[PROVIDED ENTRIES Boundary: Start]

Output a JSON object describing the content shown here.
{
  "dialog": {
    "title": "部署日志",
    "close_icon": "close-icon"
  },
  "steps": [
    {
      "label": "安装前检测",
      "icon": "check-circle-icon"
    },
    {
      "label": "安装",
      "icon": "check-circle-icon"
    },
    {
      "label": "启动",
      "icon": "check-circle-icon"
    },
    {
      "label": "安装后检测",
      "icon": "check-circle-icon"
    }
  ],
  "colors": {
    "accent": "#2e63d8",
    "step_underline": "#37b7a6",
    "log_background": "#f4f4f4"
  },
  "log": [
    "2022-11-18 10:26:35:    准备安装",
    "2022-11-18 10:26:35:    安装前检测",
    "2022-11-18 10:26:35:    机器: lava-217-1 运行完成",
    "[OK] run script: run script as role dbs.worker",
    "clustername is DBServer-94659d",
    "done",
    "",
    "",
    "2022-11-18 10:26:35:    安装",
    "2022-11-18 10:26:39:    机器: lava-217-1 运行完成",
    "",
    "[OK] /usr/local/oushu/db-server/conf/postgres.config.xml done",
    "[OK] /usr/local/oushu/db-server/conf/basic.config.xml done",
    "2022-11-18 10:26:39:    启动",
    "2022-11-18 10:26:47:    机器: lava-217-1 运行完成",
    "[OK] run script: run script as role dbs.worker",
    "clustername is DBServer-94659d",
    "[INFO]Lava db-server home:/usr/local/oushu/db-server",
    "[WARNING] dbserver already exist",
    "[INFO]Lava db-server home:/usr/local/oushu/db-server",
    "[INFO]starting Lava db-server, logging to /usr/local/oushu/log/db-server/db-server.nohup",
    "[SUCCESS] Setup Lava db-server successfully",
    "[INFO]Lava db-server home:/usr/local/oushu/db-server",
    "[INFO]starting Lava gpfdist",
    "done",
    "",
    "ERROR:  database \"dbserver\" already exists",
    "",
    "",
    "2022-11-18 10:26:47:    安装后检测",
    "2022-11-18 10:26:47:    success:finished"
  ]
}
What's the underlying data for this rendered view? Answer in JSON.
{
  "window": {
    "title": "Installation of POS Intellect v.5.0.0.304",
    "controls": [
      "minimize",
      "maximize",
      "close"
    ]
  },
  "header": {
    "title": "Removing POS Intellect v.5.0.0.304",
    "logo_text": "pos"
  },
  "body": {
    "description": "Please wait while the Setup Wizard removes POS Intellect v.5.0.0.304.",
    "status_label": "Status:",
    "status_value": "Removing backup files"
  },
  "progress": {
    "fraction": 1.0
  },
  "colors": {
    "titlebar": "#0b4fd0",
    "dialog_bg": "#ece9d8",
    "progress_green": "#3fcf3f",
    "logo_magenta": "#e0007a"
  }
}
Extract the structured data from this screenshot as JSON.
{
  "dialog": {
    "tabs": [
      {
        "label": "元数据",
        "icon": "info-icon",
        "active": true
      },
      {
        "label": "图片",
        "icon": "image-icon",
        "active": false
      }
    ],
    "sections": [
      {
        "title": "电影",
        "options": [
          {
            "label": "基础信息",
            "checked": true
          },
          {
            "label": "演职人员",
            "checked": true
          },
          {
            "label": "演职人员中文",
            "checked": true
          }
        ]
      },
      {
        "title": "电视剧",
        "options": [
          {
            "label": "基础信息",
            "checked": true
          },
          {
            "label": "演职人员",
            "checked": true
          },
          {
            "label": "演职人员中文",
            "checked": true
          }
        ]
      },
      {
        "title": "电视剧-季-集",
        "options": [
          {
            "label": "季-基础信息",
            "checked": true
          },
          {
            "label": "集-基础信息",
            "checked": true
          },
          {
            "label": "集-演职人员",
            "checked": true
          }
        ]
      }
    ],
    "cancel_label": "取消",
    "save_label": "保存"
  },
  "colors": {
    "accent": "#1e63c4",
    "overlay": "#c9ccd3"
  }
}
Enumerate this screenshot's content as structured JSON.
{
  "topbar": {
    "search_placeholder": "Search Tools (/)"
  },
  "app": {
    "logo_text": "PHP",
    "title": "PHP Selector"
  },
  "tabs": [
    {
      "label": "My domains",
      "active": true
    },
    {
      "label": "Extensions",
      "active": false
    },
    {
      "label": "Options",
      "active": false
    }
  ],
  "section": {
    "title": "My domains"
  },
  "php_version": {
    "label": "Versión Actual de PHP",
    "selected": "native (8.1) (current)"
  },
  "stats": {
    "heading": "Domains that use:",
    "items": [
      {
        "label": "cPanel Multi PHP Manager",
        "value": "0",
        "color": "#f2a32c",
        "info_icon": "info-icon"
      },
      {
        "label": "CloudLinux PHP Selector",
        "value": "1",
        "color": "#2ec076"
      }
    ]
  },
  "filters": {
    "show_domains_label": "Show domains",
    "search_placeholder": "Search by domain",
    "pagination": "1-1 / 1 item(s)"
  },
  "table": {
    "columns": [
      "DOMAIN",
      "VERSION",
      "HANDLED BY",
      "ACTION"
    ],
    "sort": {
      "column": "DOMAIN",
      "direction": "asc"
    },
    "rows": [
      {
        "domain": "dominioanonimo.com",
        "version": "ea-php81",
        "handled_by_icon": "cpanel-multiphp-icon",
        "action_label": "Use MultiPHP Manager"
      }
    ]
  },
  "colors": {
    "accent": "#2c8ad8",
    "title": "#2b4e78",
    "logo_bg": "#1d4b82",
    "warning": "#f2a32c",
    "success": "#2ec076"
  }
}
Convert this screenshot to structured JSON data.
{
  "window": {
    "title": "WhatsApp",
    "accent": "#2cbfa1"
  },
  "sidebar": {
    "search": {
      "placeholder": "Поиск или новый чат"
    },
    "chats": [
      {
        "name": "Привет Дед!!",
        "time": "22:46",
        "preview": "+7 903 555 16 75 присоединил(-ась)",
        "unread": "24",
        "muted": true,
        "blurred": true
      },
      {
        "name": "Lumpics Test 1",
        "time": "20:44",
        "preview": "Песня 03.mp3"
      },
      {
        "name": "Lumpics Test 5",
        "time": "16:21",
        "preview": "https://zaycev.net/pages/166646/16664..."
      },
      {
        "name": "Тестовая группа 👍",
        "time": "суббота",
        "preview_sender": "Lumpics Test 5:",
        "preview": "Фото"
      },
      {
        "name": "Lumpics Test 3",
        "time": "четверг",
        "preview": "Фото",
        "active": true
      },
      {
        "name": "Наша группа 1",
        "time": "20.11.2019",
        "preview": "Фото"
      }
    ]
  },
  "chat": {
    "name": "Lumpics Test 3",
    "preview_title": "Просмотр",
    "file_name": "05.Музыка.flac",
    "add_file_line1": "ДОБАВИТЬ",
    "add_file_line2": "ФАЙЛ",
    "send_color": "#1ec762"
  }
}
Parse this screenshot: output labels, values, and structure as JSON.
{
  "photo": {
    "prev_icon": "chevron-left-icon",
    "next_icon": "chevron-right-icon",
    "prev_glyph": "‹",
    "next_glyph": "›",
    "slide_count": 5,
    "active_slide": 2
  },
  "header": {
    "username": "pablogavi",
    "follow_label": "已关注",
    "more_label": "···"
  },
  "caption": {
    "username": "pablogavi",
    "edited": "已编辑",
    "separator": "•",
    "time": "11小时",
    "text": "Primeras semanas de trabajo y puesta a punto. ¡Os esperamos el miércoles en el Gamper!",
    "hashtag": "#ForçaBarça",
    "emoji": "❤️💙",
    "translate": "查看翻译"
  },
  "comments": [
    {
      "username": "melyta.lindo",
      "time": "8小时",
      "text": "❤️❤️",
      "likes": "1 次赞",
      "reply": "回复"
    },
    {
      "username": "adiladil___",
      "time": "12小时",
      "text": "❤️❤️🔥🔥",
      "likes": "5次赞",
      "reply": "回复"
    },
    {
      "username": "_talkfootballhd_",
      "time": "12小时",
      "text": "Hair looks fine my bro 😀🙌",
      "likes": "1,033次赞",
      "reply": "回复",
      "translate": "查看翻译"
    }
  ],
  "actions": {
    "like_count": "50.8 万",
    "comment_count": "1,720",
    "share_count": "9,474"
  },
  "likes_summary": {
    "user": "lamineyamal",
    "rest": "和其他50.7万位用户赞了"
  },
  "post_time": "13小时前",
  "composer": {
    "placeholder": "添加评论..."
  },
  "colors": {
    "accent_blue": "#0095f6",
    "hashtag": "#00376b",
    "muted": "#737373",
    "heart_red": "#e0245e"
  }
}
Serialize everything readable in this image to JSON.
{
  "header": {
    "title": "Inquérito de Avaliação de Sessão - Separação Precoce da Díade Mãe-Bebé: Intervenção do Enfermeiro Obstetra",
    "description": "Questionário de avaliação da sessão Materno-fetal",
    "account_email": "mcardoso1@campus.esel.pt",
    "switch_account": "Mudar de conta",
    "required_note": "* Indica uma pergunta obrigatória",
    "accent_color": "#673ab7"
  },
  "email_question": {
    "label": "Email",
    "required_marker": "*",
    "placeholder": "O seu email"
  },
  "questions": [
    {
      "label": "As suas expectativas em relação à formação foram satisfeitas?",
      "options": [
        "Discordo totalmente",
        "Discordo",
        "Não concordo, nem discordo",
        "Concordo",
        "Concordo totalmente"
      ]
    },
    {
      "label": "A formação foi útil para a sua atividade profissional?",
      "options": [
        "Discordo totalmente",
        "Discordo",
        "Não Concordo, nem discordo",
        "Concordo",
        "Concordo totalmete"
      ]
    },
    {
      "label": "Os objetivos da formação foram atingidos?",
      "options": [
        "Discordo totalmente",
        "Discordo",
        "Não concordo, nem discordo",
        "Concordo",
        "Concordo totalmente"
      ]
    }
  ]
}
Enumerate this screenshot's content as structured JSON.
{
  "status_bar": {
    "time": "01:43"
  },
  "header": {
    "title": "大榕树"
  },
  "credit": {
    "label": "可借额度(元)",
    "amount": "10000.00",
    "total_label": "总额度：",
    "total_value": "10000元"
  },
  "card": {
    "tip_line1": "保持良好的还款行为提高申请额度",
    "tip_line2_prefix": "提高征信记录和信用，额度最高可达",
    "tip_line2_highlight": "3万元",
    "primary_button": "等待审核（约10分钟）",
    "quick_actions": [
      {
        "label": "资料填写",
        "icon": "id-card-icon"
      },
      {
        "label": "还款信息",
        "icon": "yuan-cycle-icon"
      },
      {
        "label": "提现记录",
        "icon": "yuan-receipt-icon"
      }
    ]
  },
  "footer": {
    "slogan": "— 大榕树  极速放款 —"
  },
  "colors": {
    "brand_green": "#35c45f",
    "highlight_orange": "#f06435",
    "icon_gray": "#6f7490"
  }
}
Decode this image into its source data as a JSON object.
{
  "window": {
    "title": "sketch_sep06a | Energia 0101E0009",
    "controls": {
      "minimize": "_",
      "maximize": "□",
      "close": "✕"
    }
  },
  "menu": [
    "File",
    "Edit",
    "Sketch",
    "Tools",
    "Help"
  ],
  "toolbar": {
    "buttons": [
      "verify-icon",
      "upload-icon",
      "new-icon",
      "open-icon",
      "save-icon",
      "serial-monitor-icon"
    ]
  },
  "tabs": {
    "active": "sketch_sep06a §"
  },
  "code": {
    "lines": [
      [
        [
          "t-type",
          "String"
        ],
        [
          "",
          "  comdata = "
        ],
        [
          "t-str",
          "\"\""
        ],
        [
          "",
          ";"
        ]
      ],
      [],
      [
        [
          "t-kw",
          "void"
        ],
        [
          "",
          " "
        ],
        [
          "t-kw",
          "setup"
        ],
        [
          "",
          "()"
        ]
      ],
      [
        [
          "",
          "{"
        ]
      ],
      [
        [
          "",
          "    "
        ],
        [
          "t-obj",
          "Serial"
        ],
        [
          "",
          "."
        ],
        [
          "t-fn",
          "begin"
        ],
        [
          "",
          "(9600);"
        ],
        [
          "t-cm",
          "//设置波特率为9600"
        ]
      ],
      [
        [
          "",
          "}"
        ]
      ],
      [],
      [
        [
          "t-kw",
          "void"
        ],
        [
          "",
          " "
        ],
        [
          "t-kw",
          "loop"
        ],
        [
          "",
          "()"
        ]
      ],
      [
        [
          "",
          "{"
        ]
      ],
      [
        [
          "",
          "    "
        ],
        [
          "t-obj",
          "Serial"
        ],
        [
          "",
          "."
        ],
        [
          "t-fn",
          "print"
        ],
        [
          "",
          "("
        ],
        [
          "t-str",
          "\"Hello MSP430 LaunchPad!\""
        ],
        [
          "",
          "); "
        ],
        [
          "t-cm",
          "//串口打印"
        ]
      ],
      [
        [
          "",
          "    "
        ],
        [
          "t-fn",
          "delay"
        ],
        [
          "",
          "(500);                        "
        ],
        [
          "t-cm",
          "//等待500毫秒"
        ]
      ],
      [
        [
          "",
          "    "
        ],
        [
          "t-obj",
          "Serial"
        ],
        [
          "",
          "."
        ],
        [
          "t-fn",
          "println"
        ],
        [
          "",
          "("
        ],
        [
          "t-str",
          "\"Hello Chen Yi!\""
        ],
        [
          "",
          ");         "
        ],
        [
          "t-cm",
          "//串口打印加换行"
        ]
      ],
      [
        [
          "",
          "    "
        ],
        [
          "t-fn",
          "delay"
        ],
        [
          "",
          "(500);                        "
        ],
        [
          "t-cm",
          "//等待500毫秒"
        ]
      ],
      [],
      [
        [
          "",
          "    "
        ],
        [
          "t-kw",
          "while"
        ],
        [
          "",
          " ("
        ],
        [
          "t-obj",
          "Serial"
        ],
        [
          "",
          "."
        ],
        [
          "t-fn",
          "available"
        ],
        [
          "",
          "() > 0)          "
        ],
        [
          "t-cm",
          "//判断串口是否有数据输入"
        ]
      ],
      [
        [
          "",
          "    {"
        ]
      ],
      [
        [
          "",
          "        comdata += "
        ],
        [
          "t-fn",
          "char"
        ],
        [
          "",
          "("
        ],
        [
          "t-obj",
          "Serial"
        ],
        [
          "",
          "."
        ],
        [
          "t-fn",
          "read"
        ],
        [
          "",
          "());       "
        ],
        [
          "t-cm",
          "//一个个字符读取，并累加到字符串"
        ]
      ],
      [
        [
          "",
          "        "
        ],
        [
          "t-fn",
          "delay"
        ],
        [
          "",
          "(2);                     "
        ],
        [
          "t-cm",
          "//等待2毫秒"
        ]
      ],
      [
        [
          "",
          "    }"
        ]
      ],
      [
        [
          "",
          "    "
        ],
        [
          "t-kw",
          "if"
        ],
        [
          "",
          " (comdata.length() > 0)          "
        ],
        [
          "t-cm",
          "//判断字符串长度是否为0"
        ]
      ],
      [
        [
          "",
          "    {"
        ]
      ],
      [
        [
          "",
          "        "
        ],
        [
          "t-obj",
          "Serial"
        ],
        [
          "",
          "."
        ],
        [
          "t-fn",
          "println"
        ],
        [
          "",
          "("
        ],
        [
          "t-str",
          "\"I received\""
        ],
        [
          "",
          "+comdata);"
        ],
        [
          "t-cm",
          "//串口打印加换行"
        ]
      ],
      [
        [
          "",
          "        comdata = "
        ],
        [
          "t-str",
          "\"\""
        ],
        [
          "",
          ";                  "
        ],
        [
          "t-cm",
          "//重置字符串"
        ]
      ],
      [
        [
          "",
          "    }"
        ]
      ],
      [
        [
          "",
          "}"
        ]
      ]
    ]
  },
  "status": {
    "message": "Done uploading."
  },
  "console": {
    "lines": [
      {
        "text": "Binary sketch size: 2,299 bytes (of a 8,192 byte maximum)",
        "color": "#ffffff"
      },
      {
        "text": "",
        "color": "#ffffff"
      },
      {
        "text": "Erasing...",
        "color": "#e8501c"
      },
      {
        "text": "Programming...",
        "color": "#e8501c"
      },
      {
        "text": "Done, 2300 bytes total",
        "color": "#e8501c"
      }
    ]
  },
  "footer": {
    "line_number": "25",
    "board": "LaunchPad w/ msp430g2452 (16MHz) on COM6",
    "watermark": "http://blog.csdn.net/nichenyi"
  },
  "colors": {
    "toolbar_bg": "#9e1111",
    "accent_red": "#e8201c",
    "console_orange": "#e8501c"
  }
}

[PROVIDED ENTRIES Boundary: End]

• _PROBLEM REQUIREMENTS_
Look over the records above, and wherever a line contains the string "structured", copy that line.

• _WRITTEN SOLUTION_
Extract the structured data from this screenshot as JSON.
Enumerate this screenshot's content as structured JSON.
Convert this screenshot to structured JSON data.
Enumerate this screenshot's content as structured JSON.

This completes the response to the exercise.